I already feel Jewish, so why should I belong to a synagogue?
Feeling Jewish means something unique for each person. Yet, this is only the beginning of what it means to be Jewish. We have historically seen ourselves as a covenantal community — tied not only to God, but also to each other in the form of the Jewish people. It is very hard to be Jewish by oneself. Hillel taught approximately 2,100 years ago: “Do not separate yourself from your community.”
Within greater Boston one can easily find a wide variety of synagogues, ranging from liberal to very traditional, urban to suburban, and tiny to very large. Each rightfully has its own identity and emphasis, but all share in certain common functions. Regardless of the nature your Jewish background our outlook, with a bit of searching you are likely to find a synagogue that reflects your own personality and Jewish sensibility.

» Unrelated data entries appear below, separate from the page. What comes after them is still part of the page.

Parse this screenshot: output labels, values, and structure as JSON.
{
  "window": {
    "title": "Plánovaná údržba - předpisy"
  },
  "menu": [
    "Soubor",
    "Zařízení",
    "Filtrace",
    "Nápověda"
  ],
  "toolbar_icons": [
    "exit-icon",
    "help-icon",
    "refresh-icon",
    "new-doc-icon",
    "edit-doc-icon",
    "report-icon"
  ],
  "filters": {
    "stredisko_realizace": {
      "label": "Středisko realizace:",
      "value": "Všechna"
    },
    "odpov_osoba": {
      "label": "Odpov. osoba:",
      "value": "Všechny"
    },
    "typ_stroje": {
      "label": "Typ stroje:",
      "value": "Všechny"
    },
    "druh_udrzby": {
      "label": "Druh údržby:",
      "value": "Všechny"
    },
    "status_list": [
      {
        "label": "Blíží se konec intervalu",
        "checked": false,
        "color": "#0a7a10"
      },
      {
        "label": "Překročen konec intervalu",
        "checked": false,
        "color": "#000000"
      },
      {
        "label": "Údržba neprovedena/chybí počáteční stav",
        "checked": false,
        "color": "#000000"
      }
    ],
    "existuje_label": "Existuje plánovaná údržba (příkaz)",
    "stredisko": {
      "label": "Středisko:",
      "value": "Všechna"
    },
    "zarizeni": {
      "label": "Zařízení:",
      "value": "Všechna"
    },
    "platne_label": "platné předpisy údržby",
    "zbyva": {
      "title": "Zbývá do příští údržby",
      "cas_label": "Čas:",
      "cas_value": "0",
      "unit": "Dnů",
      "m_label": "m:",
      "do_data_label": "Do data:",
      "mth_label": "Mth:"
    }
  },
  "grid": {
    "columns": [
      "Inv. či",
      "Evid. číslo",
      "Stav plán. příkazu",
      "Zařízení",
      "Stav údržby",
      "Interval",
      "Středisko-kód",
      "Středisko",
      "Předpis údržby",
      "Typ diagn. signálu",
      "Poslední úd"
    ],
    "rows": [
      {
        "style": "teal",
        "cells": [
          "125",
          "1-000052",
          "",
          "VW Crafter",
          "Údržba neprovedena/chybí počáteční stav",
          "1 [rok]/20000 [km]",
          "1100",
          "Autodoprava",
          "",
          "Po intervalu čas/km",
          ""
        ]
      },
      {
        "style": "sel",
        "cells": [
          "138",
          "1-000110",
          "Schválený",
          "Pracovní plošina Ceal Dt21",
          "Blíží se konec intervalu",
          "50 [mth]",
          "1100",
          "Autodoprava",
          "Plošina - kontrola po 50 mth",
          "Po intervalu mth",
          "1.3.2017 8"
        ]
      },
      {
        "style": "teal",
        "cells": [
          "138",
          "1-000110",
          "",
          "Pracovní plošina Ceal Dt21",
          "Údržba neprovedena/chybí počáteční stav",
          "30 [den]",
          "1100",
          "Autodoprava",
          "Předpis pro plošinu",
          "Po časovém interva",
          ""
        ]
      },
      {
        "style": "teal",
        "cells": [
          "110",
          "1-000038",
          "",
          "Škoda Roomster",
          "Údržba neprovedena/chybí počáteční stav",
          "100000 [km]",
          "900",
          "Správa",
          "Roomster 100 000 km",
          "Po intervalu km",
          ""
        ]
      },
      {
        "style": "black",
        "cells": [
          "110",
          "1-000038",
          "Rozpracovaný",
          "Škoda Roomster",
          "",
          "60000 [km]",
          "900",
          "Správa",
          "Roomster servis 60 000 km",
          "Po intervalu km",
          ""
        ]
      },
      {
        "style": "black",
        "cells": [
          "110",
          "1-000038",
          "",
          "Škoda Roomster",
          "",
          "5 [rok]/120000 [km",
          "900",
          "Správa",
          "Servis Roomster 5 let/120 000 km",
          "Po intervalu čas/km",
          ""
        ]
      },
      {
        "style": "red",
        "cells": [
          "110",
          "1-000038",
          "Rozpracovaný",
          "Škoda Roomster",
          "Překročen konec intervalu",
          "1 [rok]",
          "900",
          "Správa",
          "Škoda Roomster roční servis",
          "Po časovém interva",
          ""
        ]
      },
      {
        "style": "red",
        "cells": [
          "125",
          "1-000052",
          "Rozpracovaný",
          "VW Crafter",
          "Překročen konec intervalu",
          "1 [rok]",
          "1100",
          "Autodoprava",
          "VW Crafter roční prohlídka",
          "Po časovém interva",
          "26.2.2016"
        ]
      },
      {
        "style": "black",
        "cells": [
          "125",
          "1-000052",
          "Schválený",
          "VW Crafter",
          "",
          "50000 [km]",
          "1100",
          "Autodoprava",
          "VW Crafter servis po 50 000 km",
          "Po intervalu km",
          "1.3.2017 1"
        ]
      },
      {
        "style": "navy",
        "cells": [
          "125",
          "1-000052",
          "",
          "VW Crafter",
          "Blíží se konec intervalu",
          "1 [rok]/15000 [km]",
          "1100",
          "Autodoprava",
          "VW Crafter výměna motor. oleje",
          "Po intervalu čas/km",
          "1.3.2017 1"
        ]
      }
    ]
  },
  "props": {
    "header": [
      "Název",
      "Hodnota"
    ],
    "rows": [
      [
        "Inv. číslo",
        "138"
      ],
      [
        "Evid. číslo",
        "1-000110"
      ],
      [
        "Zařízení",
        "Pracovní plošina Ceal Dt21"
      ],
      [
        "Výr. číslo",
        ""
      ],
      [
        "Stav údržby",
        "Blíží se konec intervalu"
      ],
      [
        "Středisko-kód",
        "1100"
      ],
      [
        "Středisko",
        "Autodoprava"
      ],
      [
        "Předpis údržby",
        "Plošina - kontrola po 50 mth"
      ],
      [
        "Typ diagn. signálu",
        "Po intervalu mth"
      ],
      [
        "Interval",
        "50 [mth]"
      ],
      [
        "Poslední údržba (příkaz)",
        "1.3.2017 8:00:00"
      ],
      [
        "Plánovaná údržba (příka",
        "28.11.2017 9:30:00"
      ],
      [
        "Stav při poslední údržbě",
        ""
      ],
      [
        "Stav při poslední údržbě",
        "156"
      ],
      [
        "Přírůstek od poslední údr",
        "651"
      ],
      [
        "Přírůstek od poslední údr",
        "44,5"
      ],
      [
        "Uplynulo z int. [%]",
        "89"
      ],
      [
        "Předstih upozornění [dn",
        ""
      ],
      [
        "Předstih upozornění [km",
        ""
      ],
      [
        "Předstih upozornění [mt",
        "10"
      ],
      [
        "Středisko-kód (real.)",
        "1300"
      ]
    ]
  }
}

The synagogue serves to bring Jews together — for worship, study, and community. Here we educate youth and adult alike in all things Jewish. Here we experience friendship. Here we rejoice in each other’s times of joy, and console one another when loss of a loved one must be confronted. Here we come together to address larger Jewish concerns of supporting Israel, and from here we engage in Tikkun Olam — working together to improve the nature of our society and world.

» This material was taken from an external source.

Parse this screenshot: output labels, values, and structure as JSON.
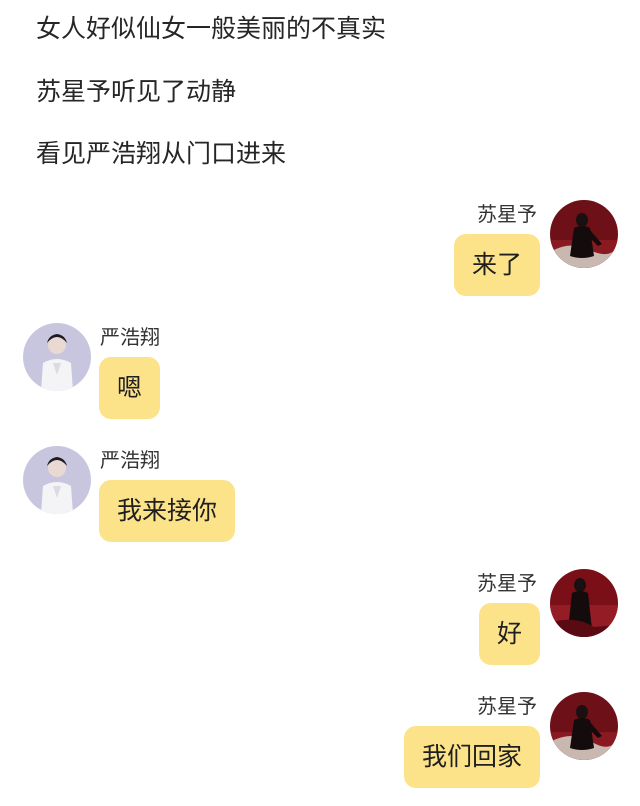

Here we find our own individual and unique place within the Jewish people spread throughout the world, and here we form a new link in the chain of Jewish tradition carrying on historic values for future generations to inherit.
We come together in communal life recognizing that even if we don’t have children of religious school age — still we have the obligation to educate others. Even if we aren’t about to have a bar/bat mitzvah or wedding, our role is to create the context from which these life cycle events gain meaning. Even if we are not in mourning, still it is important for us to support those who have lost a loved one. There are things that we can’t do by ourselves, but by joining together our strength becomes larger than the sum many Jewish individuals. Joining a synagogue, then, can certainly give each of us a sense off fulfillment, but it is more than that. It isn’t just about how we feel inside, but what we do to act out our Jewish values. Join us!
Rabbi Arnold Fertig, MPA, DD, leads Temple Beth Shalom in Melrose on a part-time basis. When not involved with the congregation, he utilizes his extensive experience in the world of recruiting and HR staffing to coach individuals seeking employment as the head coach of Jobhuntercoach.com.